by Barbara Rembiesa, CEO of IAITAM
Organizations that chose to “go to the cloud” do not necessarily bring about dramatic savings and IT efficiencies that outweigh or eliminate the need for asset management. In fact, the adverse effect may be the case based on the added risk surrounding data security, access, data transfer and backup along with agreements that include terms that are unclear or misunderstood by parties unfamiliar with this new licensing model. This in turn may lead to an increase in resources at every level.
Cloud licensing models are not new
Cloud computing is the newest trend in software licensing, but truly the base model for cloud licensing has existed for some time. It’s a new twist on a billing model that has existed since mainframes came into existence — capacity based computing. The difference in this new model is the vast array of service providers, complexity in licensing schemes and of course the formidable drive aimed at taking more of a share of your organization’s IT budget and creating a reliance on outsourced service providers.
There is much debate in the marketplace on savings opportunities based on migrating to the cloud outside the enterprise. Most CXOs say that the cost savings are extremely important when considering migration to the cloud. Based on IAITAM research though, few companies have realized the projected savings. This could be attributed to poor pre-planning for the implementation, failure to calculate true ROI, or simply the savings are not there.
Many cost factors not considered are:
- Ongoing training for internal staff and external resources on organizational requirements;
- Legacy systems and the integration necessary to be fully functional;
- Compatibility issues whether they were “oversold” or improperly assessed; and
- Uptime and productivity to fit the needs of the enterprise.
Instead of looking at the terms of the agreement for your savings, take a long look at your business needs and what drives your business. Are you looking purely for financial savings and a reduction in IT overhead? Are you looking for increased productivity? Are you looking to mitigate risk from internal unmanaged assets?
Let’s take a closer look at items to consider for those three business drivers:
Financial savings –
- Will your hardware be affected? Will you need to replace existing systems or will there be a reduction in on-premise assets?
- Will your software cost go down?
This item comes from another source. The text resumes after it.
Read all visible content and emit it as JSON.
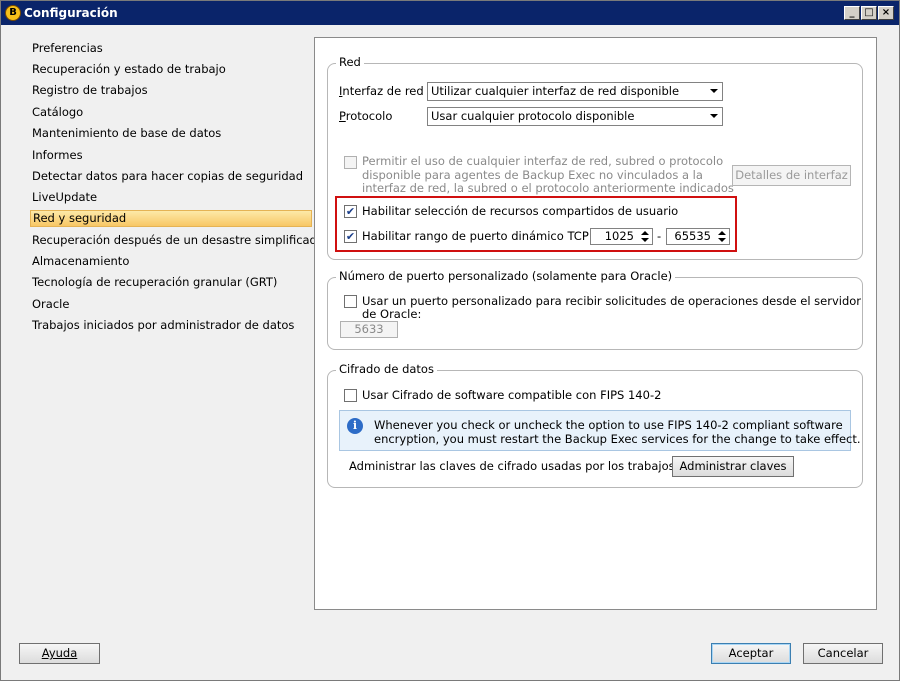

Will your existing licensing schemes change or will there be added software necessary to reach out to the cloud?
- How are you being billed? Do the charges show a savings in comparison to your internal SLA’s?
- Is ongoing training included?
Increased productivity –
- Is the ability to access data easier? With this ease of access does it also create a new security risk that did not exist previously?
- Will your staff be more efficient? Will the cloud applications and hosting provide your workers with efficiencies that were not available with the enterprise’s environment? Will there be more complications to data access because of the increased security protocols?
- Is access to your data time sensitive? What provisions are in place to ensure that the data is available when needed?
- Will roles change within your organization? How will this affect your IT support team, IT asset management (ITAM) or end user business units? Will there be a decrease in staff or will they shift roles because of added oversight needed?
- Who will manage the data? Is there an internal team dedicated to oversee operations and audit? Who will manage back up and restoration? How does this model fit into your disaster recovery program if one should impact either your facilities or those of the cloud provider?
Risk mitigation –
- Is your data more secure? Does the outsourced model add or maintain the security for your data in accordance to your security requirements?
- Do you reduce the risk of software noncompliance or increase it? How does this shift in licensing affect your current software configurations? Does it require you to purchase additional software to support access to your outsourced data or a combination of software and upgraded hardware to access the cloud solution?
- Will you need additional ITAM or additional security measures to safeguard new device types? Does your organization have policies regarding data access for employees, and how about non-employees or contract personnel?
- Has the new model been adequately tested and vetted to guarantee that it meets or exceeds your current data security standards?
- Who owns the data?
The above obviously is not a full list of requirements when considering moving to the cloud but, instead, a few thinking points to allow you to build a full list to incorporate into your return on investment calculations.
In a dream world, everyone could move to the cloud and find tremendous savings and never have any down time; but remember, just like software applications, there is no silver bullet or one-size-fits-all solution.
Review your environment, your goals, and your business drivers before making any decision on changing your technology, because as many have discovered in the current environment, without the aid of modern technology your organization will cease to exist.
Before founding IAITAM, Barbara Rembiesa held key positions in both the financial and consulting sectors. Barbara has implemented and supervised asset tracking projects, discovery tool implementations and has been brought in as an industry expert to consult major savings and loans, universities, manufacturers and high tech industries throughout the United States. Barbara has also, successfully represented corporations in negotiations with compliance agencies for software violations. Barbara has implemented and designed disaster recovery programs for professional software testing and storage facilities including, but not limited to, off-site storage facilities, and has helped over 200 companies before forming IAITAM and successfully implemented improved software and hardware acquisition programs.